I am not sure why I had the problems, I was trying to remember what I did exactly between the working and failing releases. All I can think is that I may have changed the password parameter to encrypted (I had forgotten to do this at first). Now I should have tried this sooner as I have posted on this error message before. All I can assume is that changing this parameter setting corrupted my component.
I should have read my own blog sooner
Using the process in my previous post you can get a TFS build to create the .CSCFG and .CSPKG files needed to publish a Cloud Service. However, you hit a problem if your solution contains more that one Cloud Service project; as opposed to a single cloud service project with multiple roles, which is not a problem.
The method outlined in the previous post drops the two files into a Packages folder under the drops location. The .CSPKG files are fine, as they have unique names. However there is only one ServiceConfiguration.cscfg, whichever one was created last.
Looking in the cloud service projects I could find no way to rename the ServiceConfiguration file. It looks like it is like a app.config or web.config file i.e. it’s name is hard coded.
The only solution I could find was to add a custom target that is set to run after the publish target. This was added to the end of each .CCPROJ files using a text editor just before the closing </project>
<Target Name="CustomPostPublishActions" AfterTargets="Publish">
<Exec Command="IF '$(BuildingInsideVisualStudio)'=='true' exit 0
echo Post-PUBLISH event: Active configuration is: $(ConfigurationName) renaming the .cscfg file to avoid name clashes
echo Renaming the .CSCFG file to match the project name $(ProjectName).cscfg
ren $(OutDir)Packages\ServiceConfiguration.*.cscfg $(ProjectName).cscfg
<PostBuildEvent>echo NOTE: This project has a post publish event</PostBuildEvent>
Using this I now get unique name for the .CSCFG files as well as for .CSPKG files in my drops location. All ready for Release Management to pickup
- I echo out a message in the post build event too just as a reminder that I have added a custom target that cannot be seen in Visual Studio, so is hard to discover

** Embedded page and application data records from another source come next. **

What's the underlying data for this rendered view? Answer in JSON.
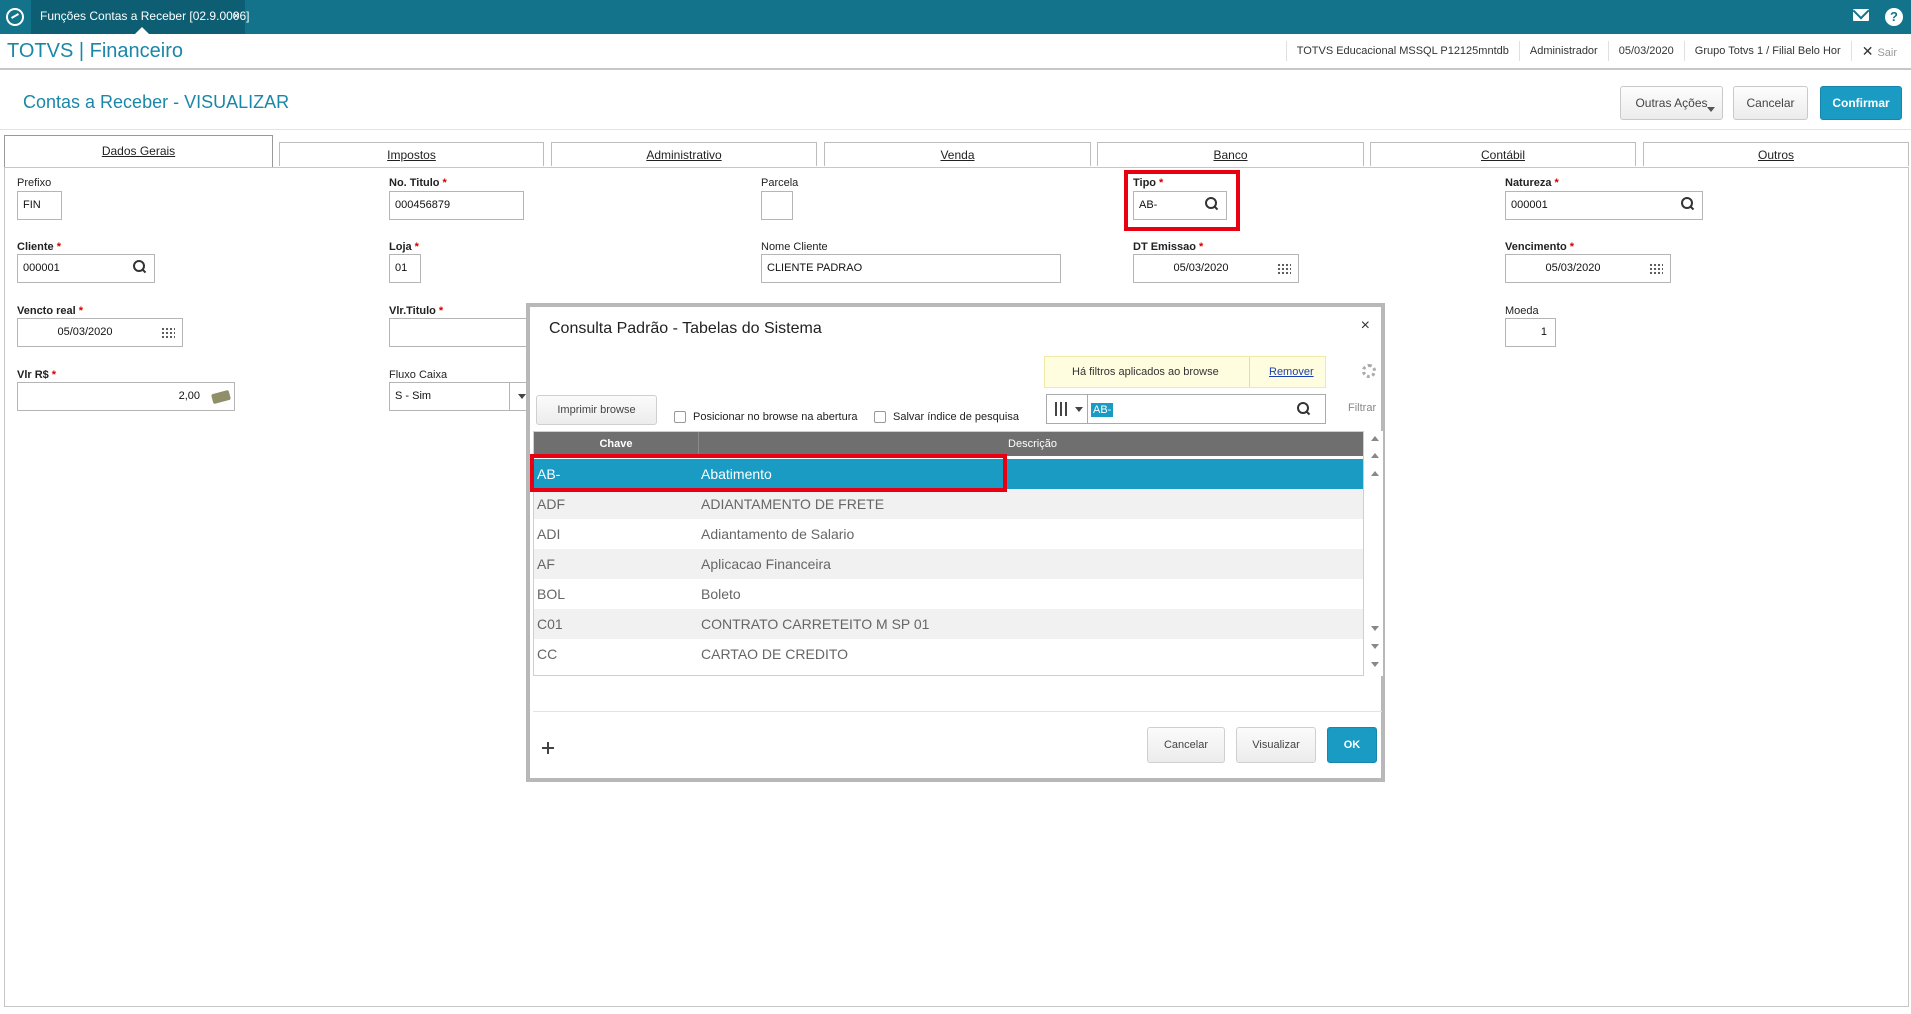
{
  "topbar": {
    "tab_title": "Funções Contas a Receber [02.9.0006]",
    "tab_close": "×"
  },
  "header": {
    "app_title": "TOTVS | Financeiro",
    "environment": "TOTVS Educacional MSSQL P12125mntdb",
    "user": "Administrador",
    "date": "05/03/2020",
    "company": "Grupo Totvs 1 / Filial Belo Hor",
    "exit_label": "Sair"
  },
  "form": {
    "title": "Contas a Receber - VISUALIZAR",
    "actions": {
      "outras": "Outras Ações",
      "cancelar": "Cancelar",
      "confirmar": "Confirmar"
    },
    "tabs": [
      "Dados Gerais",
      "Impostos",
      "Administrativo",
      "Venda",
      "Banco",
      "Contábil",
      "Outros"
    ],
    "fields": {
      "prefixo": {
        "label": "Prefixo",
        "value": "FIN"
      },
      "no_titulo": {
        "label": "No. Titulo",
        "value": "000456879"
      },
      "parcela": {
        "label": "Parcela",
        "value": ""
      },
      "tipo": {
        "label": "Tipo",
        "value": "AB-"
      },
      "natureza": {
        "label": "Natureza",
        "value": "000001"
      },
      "cliente": {
        "label": "Cliente",
        "value": "000001"
      },
      "loja": {
        "label": "Loja",
        "value": "01"
      },
      "nome_cliente": {
        "label": "Nome Cliente",
        "value": "CLIENTE PADRAO"
      },
      "dt_emissao": {
        "label": "DT Emissao",
        "value": "05/03/2020"
      },
      "vencimento": {
        "label": "Vencimento",
        "value": "05/03/2020"
      },
      "vencto_real": {
        "label": "Vencto real",
        "value": "05/03/2020"
      },
      "vlr_titulo": {
        "label": "Vlr.Titulo",
        "value": ""
      },
      "moeda": {
        "label": "Moeda",
        "value": "1"
      },
      "vlr_rs": {
        "label": "Vlr R$",
        "value": "2,00"
      },
      "fluxo_caixa": {
        "label": "Fluxo Caixa",
        "value": "S - Sim"
      }
    },
    "required_mark": "*"
  },
  "dialog": {
    "title": "Consulta Padrão - Tabelas do Sistema",
    "close": "×",
    "filter_notice": "Há filtros aplicados ao browse",
    "remove_link": "Remover",
    "print_button": "Imprimir browse",
    "check_position": "Posicionar no browse na abertura",
    "check_save_index": "Salvar índice de pesquisa",
    "search_value": "AB-",
    "filter_label": "Filtrar",
    "columns": [
      "Chave",
      "Descrição"
    ],
    "rows": [
      {
        "key": "AB-",
        "desc": "Abatimento"
      },
      {
        "key": "ADF",
        "desc": "ADIANTAMENTO DE FRETE"
      },
      {
        "key": "ADI",
        "desc": "Adiantamento de Salario"
      },
      {
        "key": "AF",
        "desc": "Aplicacao Financeira"
      },
      {
        "key": "BOL",
        "desc": "Boleto"
      },
      {
        "key": "C01",
        "desc": "CONTRATO CARRETEITO M SP 01"
      },
      {
        "key": "CC",
        "desc": "CARTAO DE CREDITO"
      }
    ],
    "buttons": {
      "cancelar": "Cancelar",
      "visualizar": "Visualizar",
      "ok": "OK"
    }
  },
  "colors": {
    "topbar": "#13738a",
    "accent": "#1a9bc4",
    "title": "#1a87a8",
    "highlight_box": "#e60012"
  }
}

- I use an if test to make sure the commands are only run on the TFS build box, not on a local build. The main reason for this is the path names are different for local builds as opposed to TFS build. If you do want a rename on a local build you need to change the $(OutDir)Packages path to $(OutDir)app.publish. However, it seemed more sensible to leave the default behaviour occur when running locally